Regino Hernández has won the bronze medal in snowboard cross at the Pyeongchang Winter Olympics, making him the third Spaniard to ever win a medal at the event and the first to win in snowboard cross. The last time a Spaniard made it to the podium was 26 years ago when Blanca Fernández Ochoa won bronze in slalom at the Albertville Winter Olympic games in 1992.
Hernández survived a tough day of falls, typical in a sport in which five or six riders race down a course filled with jumps, berms and drops at around 90 kilometers per hour. He warned before traveling to South Korea: it is a race in which you can’t control more than 20% of what happens. But as a one-time freestyle snowboarder, Hernández had an advantage on the slope at Pyeongchang, which began with a four-meter drop and included many falls and rises.
Of the three Spanish snowboarders, Hernández was the least likely to win. The 26-year-old from Ceuta was expected to be overshadowed by Lucas Eguibar, who was a runner-up in last year’s World Cup. At this same event, the two competed together in the team category to win silver for Spain.
But from the start of the Olympic competition Hernández performed well, scoring the third-fastest time on the qualifying round. A good time in snowboard cross means athletes can avoid competing against tougher rivals at the earlier stage where there are five riders racing. Eguibar was forced to compete in a second heat after scoring the 26th best time.
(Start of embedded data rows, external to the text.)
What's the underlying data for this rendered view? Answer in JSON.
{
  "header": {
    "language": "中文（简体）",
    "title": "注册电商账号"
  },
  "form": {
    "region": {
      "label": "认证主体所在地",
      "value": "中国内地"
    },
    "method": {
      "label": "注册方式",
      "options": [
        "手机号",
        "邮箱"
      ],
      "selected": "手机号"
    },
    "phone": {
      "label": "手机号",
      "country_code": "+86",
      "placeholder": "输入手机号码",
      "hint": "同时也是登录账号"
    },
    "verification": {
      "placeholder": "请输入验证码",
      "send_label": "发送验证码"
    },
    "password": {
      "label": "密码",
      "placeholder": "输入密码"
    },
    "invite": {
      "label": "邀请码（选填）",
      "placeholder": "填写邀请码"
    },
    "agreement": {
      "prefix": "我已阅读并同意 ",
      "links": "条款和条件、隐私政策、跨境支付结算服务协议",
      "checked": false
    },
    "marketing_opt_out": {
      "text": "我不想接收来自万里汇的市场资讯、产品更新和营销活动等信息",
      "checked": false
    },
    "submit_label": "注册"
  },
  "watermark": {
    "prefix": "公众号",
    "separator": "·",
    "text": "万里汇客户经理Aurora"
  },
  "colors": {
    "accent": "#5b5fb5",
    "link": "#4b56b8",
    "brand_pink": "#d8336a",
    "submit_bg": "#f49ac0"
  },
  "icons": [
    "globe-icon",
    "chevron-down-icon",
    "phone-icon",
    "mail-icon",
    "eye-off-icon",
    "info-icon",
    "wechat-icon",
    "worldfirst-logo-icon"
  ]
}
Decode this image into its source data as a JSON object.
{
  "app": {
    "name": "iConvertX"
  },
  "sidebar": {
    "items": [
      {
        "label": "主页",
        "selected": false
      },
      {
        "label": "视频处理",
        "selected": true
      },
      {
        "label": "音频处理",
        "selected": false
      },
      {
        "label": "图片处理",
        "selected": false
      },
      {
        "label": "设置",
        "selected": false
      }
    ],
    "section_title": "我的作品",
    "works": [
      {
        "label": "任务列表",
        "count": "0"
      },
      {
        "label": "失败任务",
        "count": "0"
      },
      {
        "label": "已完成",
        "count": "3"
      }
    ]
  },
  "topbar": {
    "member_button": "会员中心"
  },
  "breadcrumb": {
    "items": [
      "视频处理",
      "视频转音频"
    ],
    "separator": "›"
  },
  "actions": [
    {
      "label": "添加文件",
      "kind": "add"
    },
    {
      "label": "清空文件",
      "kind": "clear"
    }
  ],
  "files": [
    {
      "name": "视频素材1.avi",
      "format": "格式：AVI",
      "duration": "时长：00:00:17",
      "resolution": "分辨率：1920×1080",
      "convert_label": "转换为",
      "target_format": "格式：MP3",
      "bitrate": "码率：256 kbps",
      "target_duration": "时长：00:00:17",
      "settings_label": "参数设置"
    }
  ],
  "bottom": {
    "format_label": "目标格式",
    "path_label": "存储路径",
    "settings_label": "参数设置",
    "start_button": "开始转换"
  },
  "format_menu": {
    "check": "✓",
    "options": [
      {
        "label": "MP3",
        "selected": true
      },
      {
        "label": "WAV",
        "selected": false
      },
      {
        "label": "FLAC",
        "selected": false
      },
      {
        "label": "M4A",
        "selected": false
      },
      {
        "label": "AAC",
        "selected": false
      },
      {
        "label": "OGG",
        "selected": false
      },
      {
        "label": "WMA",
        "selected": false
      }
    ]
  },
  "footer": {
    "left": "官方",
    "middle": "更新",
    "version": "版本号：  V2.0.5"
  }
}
Hernández is the only Spaniard to ever win a medal in snowboard cross
In the final heat, Eguibar and Herrero went head to head, with the former failing to pass by one of the jumps.
Hernández was the only Spaniard to make it past the heats after beating US snowboarder Jonathan Cheever in a tight race for third place. The Malaga-raised athlete won his semifinal after a series of crashes took out his competitors. In the battle for the podium, Hernández kept hold of bronze and at one moment was close to winning silver but was beaten by Australian Jarryd Huges. France’s Pierre Vaultier won gold for the second time, one of only two snowboarders to win back-to-back gold medals in the event.
Having bagged the bronze, Hernández pointed to the sky with his finger. A few days earlier, he said that if he won any medal it would be thanks to Israel Planas, a coach of the Spanish team who died last year at age 41. Planas helped strengthened Hernández’s character, providing discipline inspired from his experience in martial arts – an ideal training for a sport in which motivation and concentration are key to protecting yourself. Hernández showed this in the semifinals as the only snowboarder to cross the finish line unscathed.
English version by Melissa Kitson.